    Budding yeast telomeres and cryptic mating-type loci are enriched at the nuclear envelope, forming foci that sequester silent information regulators (SIR factors), much as heterochromatic chromocenters in higher eukaryotes sequester HP1. Here we examine the impact of such subcompartments for regulating transcription genome-wide. We show that the efficiency of subtelomeric reporter gene repression depends not only on the strength of SIR factor recruitment by cis-acting elements, but also on the accumulation of SIRs in such perinuclear foci. To monitor the effects of disrupting this subnuclear compartment, we performed microarray analyses under conditions that eliminate telomere anchoring, while preserving SIR complex integrity. We found 60 genes reproducibly misregulated. Among those with increased expression, 22% were within 20 kb of a telomere, confirming that the nuclear envelope (NE) association of telomeres helps repress natural subtelomeric genes. In contrast, loci that were down-regulated were distributed over all chromosomes. Half of this ectopic repression was SIR complex dependent. We conclude that released SIR factors can promiscuously repress transcription at nontelomeric genes despite the presence of "anti-silencing" mechanisms. Bioinformatic analysis revealed that promoters bearing the PAC (RNA Polymerase A and C promoters) or Abf1 binding consenses are consistently down-regulated by mislocalization of SIR factors. Thus, the normal telomeric sequestration of SIRs both favors subtelomeric repression and prevents promiscuous effects at a distinct subset of promoters. This demonstrates that patterns of gene expression can be regulated by changing the spatial distribution of repetitive DNA sequences that bind repressive factors.

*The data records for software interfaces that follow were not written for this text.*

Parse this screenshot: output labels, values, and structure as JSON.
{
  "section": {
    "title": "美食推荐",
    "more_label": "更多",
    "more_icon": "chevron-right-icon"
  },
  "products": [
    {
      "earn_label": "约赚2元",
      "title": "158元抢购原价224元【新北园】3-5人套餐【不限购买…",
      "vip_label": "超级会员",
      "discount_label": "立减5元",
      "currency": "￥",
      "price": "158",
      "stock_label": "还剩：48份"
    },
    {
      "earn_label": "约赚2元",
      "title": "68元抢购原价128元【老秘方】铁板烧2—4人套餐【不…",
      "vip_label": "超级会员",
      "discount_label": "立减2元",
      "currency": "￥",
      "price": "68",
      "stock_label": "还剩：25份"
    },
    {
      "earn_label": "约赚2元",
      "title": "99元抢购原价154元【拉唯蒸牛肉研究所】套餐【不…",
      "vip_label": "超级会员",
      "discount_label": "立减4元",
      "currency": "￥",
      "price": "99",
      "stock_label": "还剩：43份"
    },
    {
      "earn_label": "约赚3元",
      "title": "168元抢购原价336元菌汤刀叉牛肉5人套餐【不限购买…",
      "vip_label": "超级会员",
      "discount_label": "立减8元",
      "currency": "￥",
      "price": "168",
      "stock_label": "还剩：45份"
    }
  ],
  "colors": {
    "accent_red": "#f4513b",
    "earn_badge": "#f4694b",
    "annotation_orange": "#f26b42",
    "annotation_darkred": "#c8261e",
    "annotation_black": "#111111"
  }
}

    View details for DOI 10.1101/gr.083881.108

    View details for Web of Science ID 000264781900010

    View details for PubMedID 19179643

  • Functional targeting of DNA damage to a nuclear pore-associated SUMO-dependent ubiquitin ligase SCIENCE Nagai, S., Dubrana, K., Tsai-Pflugfelder, M., Davidson, M. B., Roberts, T. M., Brown, G. W., Varela, E., Hediger, F., Gasser, S. M., Krogan, N. J. 2008; 322 (5901): 597-602

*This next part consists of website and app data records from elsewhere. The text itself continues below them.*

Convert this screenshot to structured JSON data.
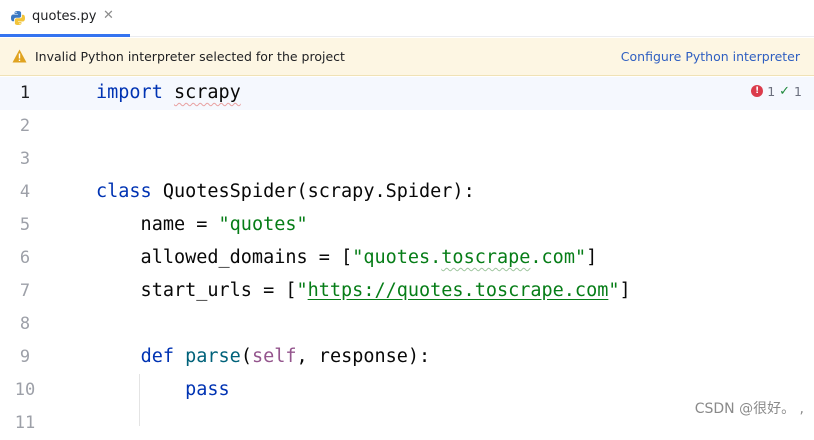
{
  "tab": {
    "filename": "quotes.py",
    "close": "✕"
  },
  "banner": {
    "message": "Invalid Python interpreter selected for the project",
    "action": "Configure Python interpreter"
  },
  "inspection": {
    "errors": "1",
    "checks": "1"
  },
  "editor": {
    "lines": [
      {
        "n": "1"
      },
      {
        "n": "2"
      },
      {
        "n": "3"
      },
      {
        "n": "4"
      },
      {
        "n": "5"
      },
      {
        "n": "6"
      },
      {
        "n": "7"
      },
      {
        "n": "8"
      },
      {
        "n": "9"
      },
      {
        "n": "10"
      },
      {
        "n": "11"
      }
    ],
    "tokens": {
      "l1_kw": "import",
      "l1_mod": "scrapy",
      "l4_kw": "class",
      "l4_rest": " QuotesSpider(scrapy.Spider):",
      "l5_a": "    name = ",
      "l5_str": "\"quotes\"",
      "l6_a": "    allowed_domains = [",
      "l6_q1": "\"",
      "l6_s1": "quotes.",
      "l6_s2": "toscrape",
      "l6_s3": ".com",
      "l6_q2": "\"",
      "l6_b": "]",
      "l7_a": "    start_urls = [",
      "l7_q1": "\"",
      "l7_url": "https://quotes.toscrape.com",
      "l7_q2": "\"",
      "l7_b": "]",
      "l9_sp": "    ",
      "l9_kw": "def",
      "l9_sp2": " ",
      "l9_fn": "parse",
      "l9_p1": "(",
      "l9_self": "self",
      "l9_rest": ", response):",
      "l10_sp": "        ",
      "l10_kw": "pass"
    }
  },
  "watermark": "CSDN @很好。 ,"
}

    Recent findings suggest important roles for nuclear organization in gene expression. In contrast, little is known about how nuclear organization contributes to genome stability. Epistasis analysis (E-MAP) using DNA repair factors in yeast indicated a functional relationship between a nuclear pore subcomplex and Slx5/Slx8, a small ubiquitin-like modifier (SUMO)-dependent ubiquitin ligase, which we show physically interact. Real-time imaging and chromatin immunoprecipitation confirmed stable recruitment of damaged DNA to nuclear pores. Relocation required the Nup84 complex and Mec1/Tel1 kinases. Spontaneous gene conversion can be enhanced in a Slx8- and Nup84-dependent manner by tethering donor sites at the nuclear periphery. This suggests that strand breaks are shunted to nuclear pores for a repair pathway controlled by a conserved SUMO-dependent E3 ligase.

    View details for DOI 10.1126/science.1162790

    View details for Web of Science ID 000260299100046

    View details for PubMedID 18948542